Force India had another good points finish this weekend, with Sergio Perez 7th and Nico Hulkenberg 8th respectively, following a battle with the one stopping Williams duo of Felipe Massa and Valtteri Bottas. The team were able to optimise their two stop plan and beat the Williams in a straight fight, who finished 9th and 10th respectively. The result is Force India how now put some distance between themselves and Williams in their battle for fourth in the constructor’s championship, with a 10-point advantage over the Grove based team.
Overall the race today was rather good. It was perhaps not the dramatic battle it was shaping up to be, with such a small gap between the Mercedes many envisioned a tooth and nail battle between the two. But Hamilton’s start cost us the chance to see them scrap. Instead what we got was a race with a mixture of on track action, and strategic optimisation from the teams. There were some good overtakes today up and down the grid, while with the exception of Ferrari yet again, the strategy calls seemed to be rather good. Good reliability from all the teams as well as clean racing today meant that for only the seventh time in F1 history, all racers finished the race. A fact picked up on by our Formula E reporter Amy Hawk.
“Good, clean racing today. It was good to see all 22 cars finish a race together. Sebastian Vettel drove his heart out to try to make it on the podium and Force India had a fantastic day!”
I’m inclined to agree with her, after some of the scrappier starts and questionable drives from some drivers, it was refreshing to see some good clean racing. While my heart really does go out to Vettel right now. Yet another podium stolen from him by another bad strategy call. For a team like Ferrari who once managed to go through three team principals and a president in one season, it boggles the mind how the hell the strategy team haven’t all already been fired? You may want to look at that Ferrari. I’ll leave you now with my highlight of the weekend. And there are some things we just associate certain drivers with. Daniel Ricciardo and that horrible shoey tradition, Jenson Button and cake, Kimi Raikkonen and Bwoah, Mark Webber and bad luck. And of course Sebastian Vettel and those pesky blue flags! And while he didn’t turn the airwaves blue in this rant (pardon the pun) he did give us a lecture on moving out of the way when blue flags are around. If you’re stuck for Christmas gift ideas for Seb might I suggest one of these flags…
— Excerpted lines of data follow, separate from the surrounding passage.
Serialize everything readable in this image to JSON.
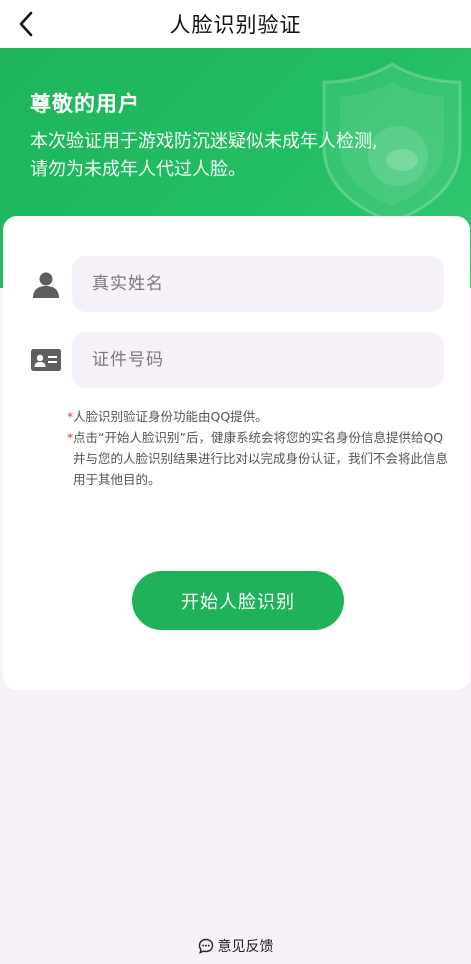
{
  "navbar": {
    "title": "人脸识别验证"
  },
  "banner": {
    "heading": "尊敬的用户",
    "line1": "本次验证用于游戏防沉迷疑似未成年人检测,",
    "line2": "请勿为未成年人代过人脸。"
  },
  "form": {
    "name_placeholder": "真实姓名",
    "id_placeholder": "证件号码"
  },
  "notes": [
    "人脸识别验证身份功能由QQ提供。",
    "点击“开始人脸识别”后，健康系统会将您的实名身份信息提供给QQ并与您的人脸识别结果进行比对以完成身份认证，我们不会将此信息用于其他目的。"
  ],
  "note_marker": "*",
  "start_button_label": "开始人脸识别",
  "feedback_label": "意见反馈",
  "colors": {
    "brand_green": "#1fb25a",
    "required_marker": "#e2403c"
  }
}
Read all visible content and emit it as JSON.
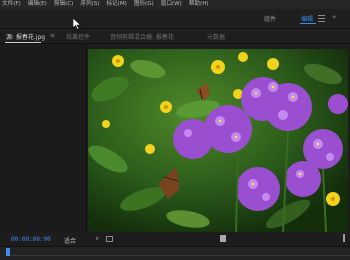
{
  "menubar": {
    "items": [
      "文件(F)",
      "编辑(E)",
      "剪辑(C)",
      "序列(S)",
      "标记(M)",
      "图形(G)",
      "窗口(W)",
      "帮助(H)"
    ]
  },
  "workspaces": {
    "items": [
      "组件",
      "编辑"
    ],
    "active": "编辑"
  },
  "tabs": {
    "active_label": "源: 报春花.jpg",
    "items": [
      "效果控件",
      "音频剪辑混合器: 报春花",
      "元数据"
    ]
  },
  "controls": {
    "timecode": "00:00:00:00",
    "fit_label": "适合"
  },
  "colors": {
    "accent": "#3d8df0",
    "panel": "#1d1d1d"
  },
  "icons": [
    "cursor-icon",
    "hamburger-menu-icon",
    "chevron-right-icon",
    "chevron-down-icon",
    "settings-wrench-icon"
  ]
}
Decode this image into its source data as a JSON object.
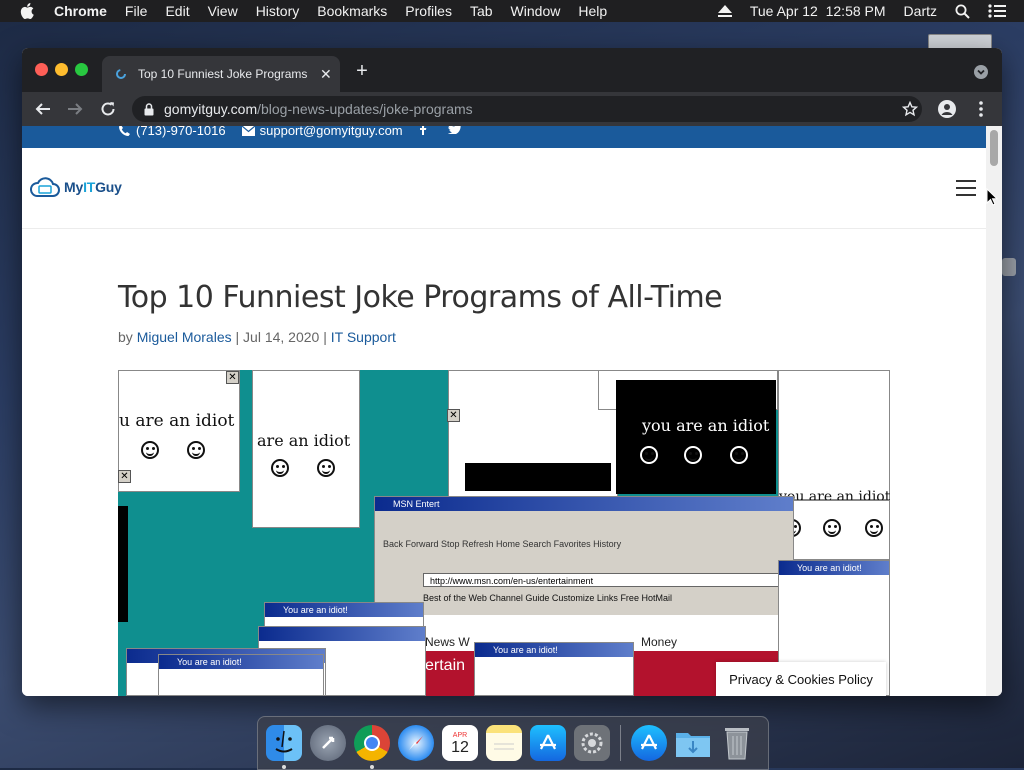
{
  "menubar": {
    "app_name": "Chrome",
    "items": [
      "File",
      "Edit",
      "View",
      "History",
      "Bookmarks",
      "Profiles",
      "Tab",
      "Window",
      "Help"
    ],
    "datetime": "Tue Apr 12  12:58 PM",
    "user": "Dartz"
  },
  "browser": {
    "tab_title": "Top 10 Funniest Joke Programs",
    "url_host": "gomyitguy.com",
    "url_path": "/blog-news-updates/joke-programs"
  },
  "site": {
    "phone": "(713)-970-1016",
    "email": "support@gomyitguy.com",
    "logo_my": "My",
    "logo_it": "IT",
    "logo_guy": "Guy"
  },
  "post": {
    "title": "Top 10 Funniest Joke Programs of All-Time",
    "meta_by": "by ",
    "author": "Miguel Morales",
    "sep1": " | ",
    "date": "Jul 14, 2020",
    "sep2": " | ",
    "category": "IT Support"
  },
  "hero_image": {
    "caption_texts": {
      "idiot_1": "u are an idiot",
      "idiot_2": "are an idiot",
      "idiot_3": "you are an idiot",
      "idiot_4": "you are an idiot",
      "popup_title": "You are an idiot!",
      "ie_title": "MSN Entert",
      "ie_address": "http://www.msn.com/en-us/entertainment",
      "ie_links": "Best of the Web   Channel Guide   Customize Links   Free HotMail",
      "ie_buttons": "Back   Forward   Stop   Refresh   Home   Search   Favorites   History",
      "news": "News W",
      "money": "Money",
      "ertain": "ertain"
    }
  },
  "privacy_label": "Privacy & Cookies Policy",
  "dock": {
    "calendar_month": "APR",
    "calendar_day": "12"
  },
  "colors": {
    "site_blue": "#1a5a9b",
    "chrome_dark": "#202124",
    "teal": "#0f8f8f"
  }
}
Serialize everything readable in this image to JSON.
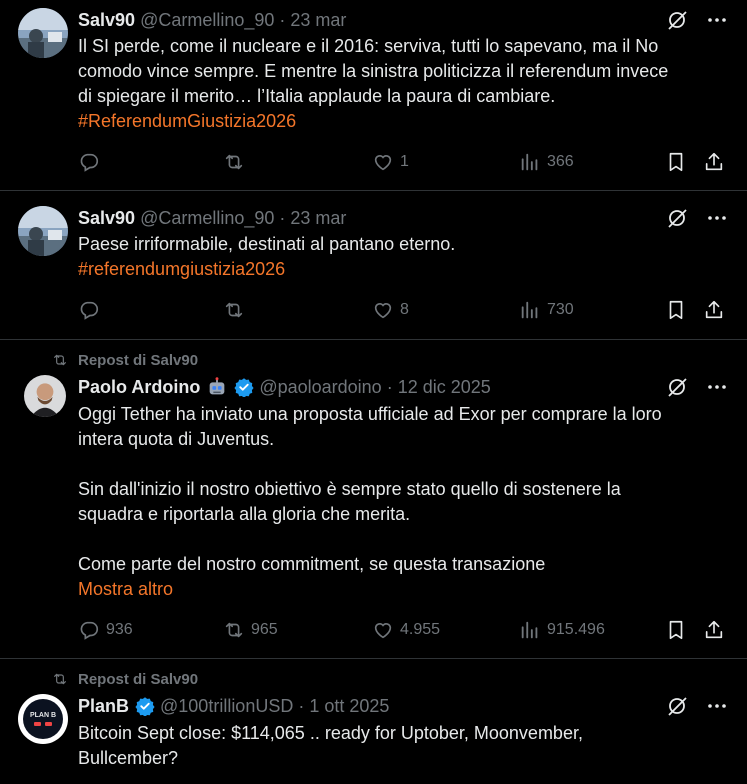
{
  "tweets": [
    {
      "name": "Salv90",
      "handle": "@Carmellino_90",
      "separator": "·",
      "date": "23 mar",
      "lines": [
        "Il SI perde, come il nucleare e il 2016: serviva, tutti lo sapevano, ma il No",
        "comodo vince sempre. E mentre la sinistra politicizza il referendum invece",
        "di spiegare il merito… l’Italia applaude la paura di cambiare."
      ],
      "hashtag": "#ReferendumGiustizia2026",
      "replies": "",
      "reposts": "",
      "likes": "1",
      "views": "366"
    },
    {
      "name": "Salv90",
      "handle": "@Carmellino_90",
      "separator": "·",
      "date": "23 mar",
      "lines": [
        "Paese irriformabile, destinati al pantano eterno."
      ],
      "hashtag": "#referendumgiustizia2026",
      "replies": "",
      "reposts": "",
      "likes": "8",
      "views": "730"
    },
    {
      "repost_label": "Repost di Salv90",
      "name": "Paolo Ardoino",
      "handle": "@paoloardoino",
      "separator": "·",
      "date": "12 dic 2025",
      "paragraphs": [
        [
          "Oggi Tether ha inviato una proposta ufficiale ad Exor per comprare la loro",
          "intera quota di Juventus."
        ],
        [
          "Sin dall'inizio il nostro obiettivo è sempre stato quello di sostenere la",
          "squadra e riportarla alla gloria che merita."
        ],
        [
          "Come parte del nostro commitment, se questa transazione"
        ]
      ],
      "more": "Mostra altro",
      "replies": "936",
      "reposts": "965",
      "likes": "4.955",
      "views": "915.496"
    },
    {
      "repost_label": "Repost di Salv90",
      "name": "PlanB",
      "handle": "@100trillionUSD",
      "separator": "·",
      "date": "1 ott 2025",
      "lines": [
        "Bitcoin Sept close: $114,065 .. ready for Uptober, Moonvember,",
        "Bullcember?"
      ],
      "avatar_text": "PLAN B"
    }
  ],
  "icons": [
    "reply-icon",
    "repost-icon",
    "like-icon",
    "views-icon",
    "bookmark-icon",
    "share-icon",
    "grok-icon",
    "more-icon",
    "verified-icon"
  ],
  "colors": {
    "accent": "#f4762a",
    "muted": "#71767b",
    "text": "#e7e9ea",
    "divider": "#2f3336",
    "verified": "#1d9bf0"
  }
}
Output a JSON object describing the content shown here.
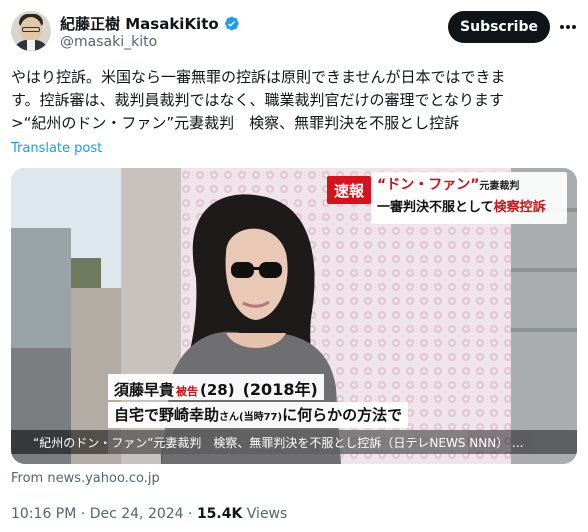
{
  "author": {
    "display_name": "紀藤正樹 MasakiKito",
    "handle": "@masaki_kito",
    "verified_icon": "verified-badge-icon",
    "verified_color": "#1d9bf0"
  },
  "actions": {
    "subscribe_label": "Subscribe",
    "more_icon": "more-horizontal-icon"
  },
  "tweet": {
    "lines": [
      "やはり控訴。米国なら一審無罪の控訴は原則できませんが日本ではできま",
      "す。控訴審は、裁判員裁判ではなく、職業裁判官だけの審理でとなります",
      ">“紀州のドン・ファン”元妻裁判　検察、無罪判決を不服とし控訴"
    ],
    "translate_label": "Translate post"
  },
  "media": {
    "badge": "速報",
    "headline_main": "“ドン・ファン”",
    "headline_small": "元妻裁判",
    "headline2_prefix": "一審判決不服として",
    "headline2_red": "検察控訴",
    "caption_name": "須藤早貴",
    "caption_role": "被告",
    "caption_age": "(28)",
    "caption_year": "(2018年)",
    "caption_line1_a": "自宅で野崎幸助",
    "caption_line1_small": "さん(当時77)",
    "caption_line1_b": "に何らかの方法で",
    "video_title": "“紀州のドン・ファン”元妻裁判　検察、無罪判決を不服とし控訴（日テレNEWS NNN） ..."
  },
  "source_text": "From news.yahoo.co.jp",
  "meta": {
    "time": "10:16 PM",
    "date": "Dec 24, 2024",
    "separator": "·",
    "views_count": "15.4K",
    "views_label": "Views"
  },
  "colors": {
    "link": "#1d9bf0",
    "text": "#0f1419",
    "secondary": "#536471",
    "badge_red": "#d3141c"
  }
}
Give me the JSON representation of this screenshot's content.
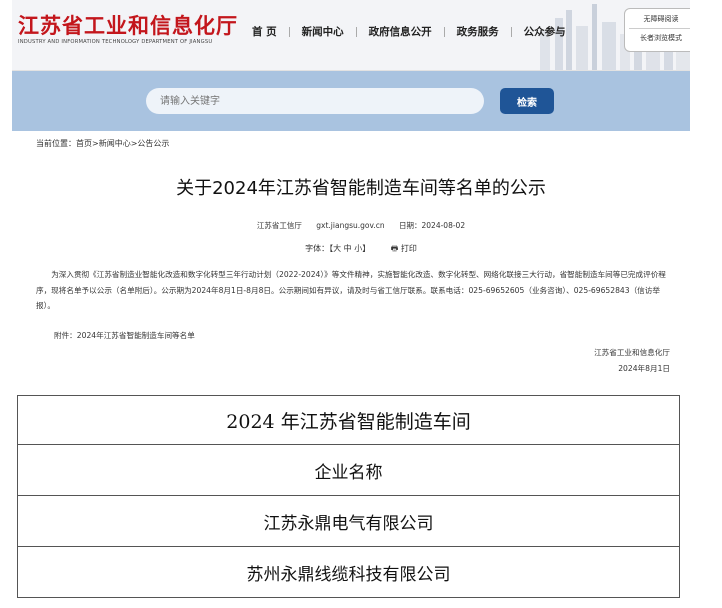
{
  "header": {
    "logo_title": "江苏省工业和信息化厅",
    "logo_subtitle": "INDUSTRY AND INFORMATION TECHNOLOGY DEPARTMENT OF JIANGSU",
    "nav": [
      "首 页",
      "新闻中心",
      "政府信息公开",
      "政务服务",
      "公众参与"
    ],
    "accessibility": [
      "无障碍阅读",
      "长者浏览模式"
    ]
  },
  "search": {
    "placeholder": "请输入关键字",
    "button": "检索"
  },
  "breadcrumb": {
    "label": "当前位置：",
    "items": [
      "首页",
      "新闻中心",
      "公告公示"
    ],
    "sep": ">"
  },
  "article": {
    "title": "关于2024年江苏省智能制造车间等名单的公示",
    "source": "江苏省工信厅",
    "site": "gxt.jiangsu.gov.cn",
    "date": "日期：2024-08-02",
    "font_label": "字体：【",
    "font_sizes": [
      "大",
      "中",
      "小"
    ],
    "font_end": "】",
    "print": "打印",
    "body": "为深入贯彻《江苏省制造业智能化改造和数字化转型三年行动计划（2022-2024）》等文件精神，实施智能化改造、数字化转型、网络化联接三大行动，省智能制造车间等已完成评价程序，现将名单予以公示（名单附后）。公示期为2024年8月1日-8月8日。公示期间如有异议，请及时与省工信厅联系。联系电话：025-69652605（业务咨询）、025-69652843（信访举报）。",
    "attachment": "附件：2024年江苏省智能制造车间等名单",
    "signature": "江苏省工业和信息化厅",
    "sign_date": "2024年8月1日"
  },
  "table": {
    "title": "2024 年江苏省智能制造车间",
    "header": "企业名称",
    "rows": [
      "江苏永鼎电气有限公司",
      "苏州永鼎线缆科技有限公司"
    ]
  },
  "colors": {
    "brand_red": "#c3161c",
    "search_band": "#a9c3e0",
    "search_button": "#1f5597"
  }
}
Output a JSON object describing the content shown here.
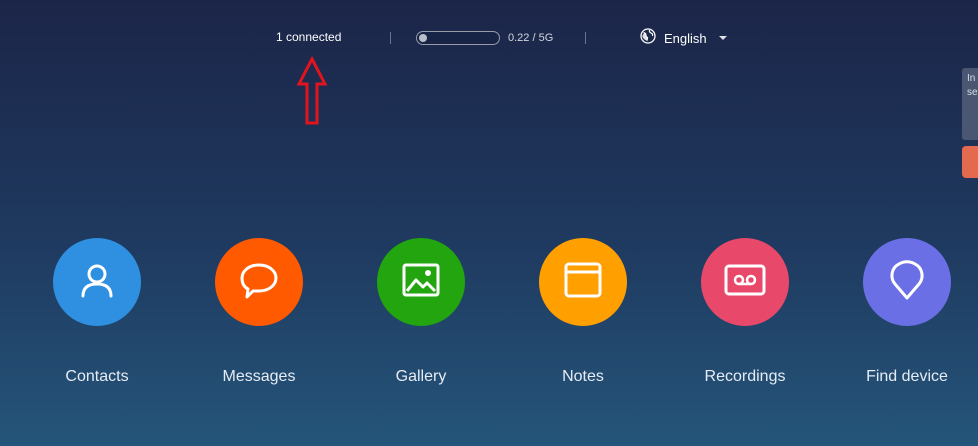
{
  "topbar": {
    "connection_status": "1 connected",
    "storage_text": "0.22 / 5G",
    "storage_used_fraction": 0.044,
    "language": "English"
  },
  "side_panel": {
    "tip_text": "In\nse"
  },
  "apps": [
    {
      "label": "Contacts",
      "icon": "contact-icon",
      "color": "#2f8fe0"
    },
    {
      "label": "Messages",
      "icon": "message-icon",
      "color": "#ff5a00"
    },
    {
      "label": "Gallery",
      "icon": "gallery-icon",
      "color": "#22a50f"
    },
    {
      "label": "Notes",
      "icon": "notes-icon",
      "color": "#ff9f00"
    },
    {
      "label": "Recordings",
      "icon": "recording-icon",
      "color": "#e8496b"
    },
    {
      "label": "Find device",
      "icon": "location-icon",
      "color": "#6b6fe6"
    }
  ],
  "colors": {
    "annotation_arrow": "#e0141e"
  }
}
Seb's Greatest Hits now available on iTunes… https://t.co/vtugBlJv5A
— Parc Fermé (@PFF1) October 9, 2016
Japanese GP result
1. Nico Rosberg, Mercedes, 1:26:43.333
2. Max Verstappen, Red Bull,
3. Lewis Hamilton, Mercedes,
4. Sebastian Vettel, Ferrari,
5. Kimi Raikkonen, Ferrari,
6. Daniel Ricciardo, Red Bull,
7. Sergio Perez, Force India,
8. Nico Hulkenberg, Force India,
9. Felipe Massa, Williams,
10. Valtteri Bottas, Williams,
11. Romain Grosjean, Haas,
12. Jolyon Palmer, Renault, + 1 lap
13. Daniil Kvyat, Toro Rosso, + 1 lap
14. Kevin Magnussen, Renault, + 1 lap
15. Marcus Ericsson, Sauber, + 1 lap
16. Fernando Alonso, McLaren, + 1 lap
17. Carlos Sainz, Toro Rosso, + 1 lap
18. Jenson Button, McLaren, + 1 lap
19. Felipe Nasr, Sauber, + 1 lap
20. Esteban Gutierrez, Haas, + 1 lap
21. Esteban Ocon, Manor, + 1 lap
22. Pascal Wehrlein, Manor, + 1 lap
Feature Image Credit: Mercedes AMG Petronas Press Release